For larger producers, the CC215 with precrimper belts can be used for producing sausages with alginate casings.
Following on from the long-established LL335 auto loader, there's the launch of the LG336, a grouping and depositing module for sausages in alginate casing. This system deposits groups of sausages onto other conveyor belts (freezer or oven, for example) and includes reject functionality. It can also be used with sausages in natural and collagen casings.
Reiser says it anticipates the introduction of a robotic solution for collating and auto loading sausages into flow wrap and thermoforming.
For paper interleaving burgers, there's the PI355 - a compact machine automatically placing paper under burgers on the forming line. It's suitable for products with a diameter from 55-300 mm, single or double lane operations.
The HP duo combines two HP20s in one filling machine. Launched at the same time as the burger former FM254, it allows producers to run two burger lines from one filler, with an output of up to 500 burgers/min and is available with the twin lane process check VPC720.
Added to the FM250 home style burger maker and the DJM system for low pressure vac forming, the BF255 enables people to form up to 240 haché burgers/minute.
The last new edition to the current forming range is the BC236 XL. With a belt width of 1,200mm, it is suitable for producing all meat, vegetable and potato masses and normally stands in front of other inline units such as deep fryers, cooking tunnels or freezer units.
Handtmann highlights two recent range additions: the FS525, offering flexibility for the formation of meatballs and burgers and the Con Pro Compact - a low-cost entry-level model in the field of alginate technology with an alginate feed unit.

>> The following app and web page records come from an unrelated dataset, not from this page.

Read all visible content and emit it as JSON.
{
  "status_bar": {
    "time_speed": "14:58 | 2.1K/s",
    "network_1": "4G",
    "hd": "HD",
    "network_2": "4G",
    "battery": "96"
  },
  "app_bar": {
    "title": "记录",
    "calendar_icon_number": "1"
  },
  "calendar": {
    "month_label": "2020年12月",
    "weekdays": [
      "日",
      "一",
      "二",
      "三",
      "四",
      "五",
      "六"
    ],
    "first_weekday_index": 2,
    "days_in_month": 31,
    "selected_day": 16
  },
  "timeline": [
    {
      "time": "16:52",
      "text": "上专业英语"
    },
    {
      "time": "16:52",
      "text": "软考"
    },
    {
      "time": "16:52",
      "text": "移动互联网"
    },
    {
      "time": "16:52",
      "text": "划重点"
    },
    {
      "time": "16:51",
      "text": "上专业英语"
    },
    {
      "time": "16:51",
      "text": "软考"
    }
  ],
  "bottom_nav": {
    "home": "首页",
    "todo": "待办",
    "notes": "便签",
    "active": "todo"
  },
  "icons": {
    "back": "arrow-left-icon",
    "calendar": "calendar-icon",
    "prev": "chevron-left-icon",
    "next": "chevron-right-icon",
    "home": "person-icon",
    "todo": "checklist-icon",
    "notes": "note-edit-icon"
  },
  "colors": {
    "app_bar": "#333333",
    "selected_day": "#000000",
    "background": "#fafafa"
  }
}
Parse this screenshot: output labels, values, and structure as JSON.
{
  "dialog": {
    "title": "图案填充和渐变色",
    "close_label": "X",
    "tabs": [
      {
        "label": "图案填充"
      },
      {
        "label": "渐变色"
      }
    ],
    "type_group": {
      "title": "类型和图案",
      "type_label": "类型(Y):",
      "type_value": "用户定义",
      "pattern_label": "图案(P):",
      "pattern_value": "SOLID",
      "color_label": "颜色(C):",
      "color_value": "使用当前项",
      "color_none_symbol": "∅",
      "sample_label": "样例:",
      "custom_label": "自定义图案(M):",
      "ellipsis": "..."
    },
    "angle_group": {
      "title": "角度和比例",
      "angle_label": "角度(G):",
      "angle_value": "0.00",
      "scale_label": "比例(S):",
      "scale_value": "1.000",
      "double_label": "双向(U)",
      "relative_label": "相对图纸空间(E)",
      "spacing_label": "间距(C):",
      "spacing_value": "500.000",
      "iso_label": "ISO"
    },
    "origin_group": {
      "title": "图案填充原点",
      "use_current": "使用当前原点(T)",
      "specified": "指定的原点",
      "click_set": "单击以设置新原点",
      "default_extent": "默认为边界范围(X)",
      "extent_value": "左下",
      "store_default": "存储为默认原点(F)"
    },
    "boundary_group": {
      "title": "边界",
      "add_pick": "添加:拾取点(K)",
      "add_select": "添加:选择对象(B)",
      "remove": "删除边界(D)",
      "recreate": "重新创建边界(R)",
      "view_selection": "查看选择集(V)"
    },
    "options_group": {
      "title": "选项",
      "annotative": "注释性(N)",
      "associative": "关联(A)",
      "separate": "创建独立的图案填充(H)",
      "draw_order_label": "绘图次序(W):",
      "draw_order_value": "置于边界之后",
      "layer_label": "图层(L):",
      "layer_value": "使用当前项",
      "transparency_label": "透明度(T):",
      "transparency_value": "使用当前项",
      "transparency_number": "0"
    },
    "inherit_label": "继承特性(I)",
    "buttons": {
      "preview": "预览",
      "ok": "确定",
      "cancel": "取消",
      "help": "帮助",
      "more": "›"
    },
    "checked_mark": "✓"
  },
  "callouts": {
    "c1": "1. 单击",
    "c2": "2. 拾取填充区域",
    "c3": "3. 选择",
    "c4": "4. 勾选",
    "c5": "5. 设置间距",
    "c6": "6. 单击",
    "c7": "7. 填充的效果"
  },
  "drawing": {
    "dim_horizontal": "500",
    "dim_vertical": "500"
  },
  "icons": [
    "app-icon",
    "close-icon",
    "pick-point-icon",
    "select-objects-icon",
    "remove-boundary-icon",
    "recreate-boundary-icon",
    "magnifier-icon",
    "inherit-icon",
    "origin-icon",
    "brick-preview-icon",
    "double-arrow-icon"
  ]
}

The watchwords for the FS525 are flexibility and versatility. It combines two different forming principles, maximising flexibility in industrial applications. The hole plate forming technique allows the production of free-formed 3D products and the rotary cutter enables production of different cross-sections with a straight cut.
It can also be can be incorporated into integrated processes or synchronised with automation options, such as a weighing system, tray feeding or depositing into thermo-forming machines.
Product quality can be increased through the optional use of integrated inline grinding technology: the product is gently ground to final grain size and at the same time precisely portioned in a single process step.
The main feature of the Con Pro Compact system is the alginate feed unit, with a volume of 40 litres for feeding the alginate paste. Fully scalable, the machine is capable of cutting and forming or cutting, forming and hanging in strings. Continuous production into alginate casing opens up a wide range of new product variants and the alginate casing can be customised in terms of thickness, colour and taste.
Crucially for cash-strapped manufacturers, Reiser and Handtmann offer a range of finance models for machine purchase to accommodate tight budgets.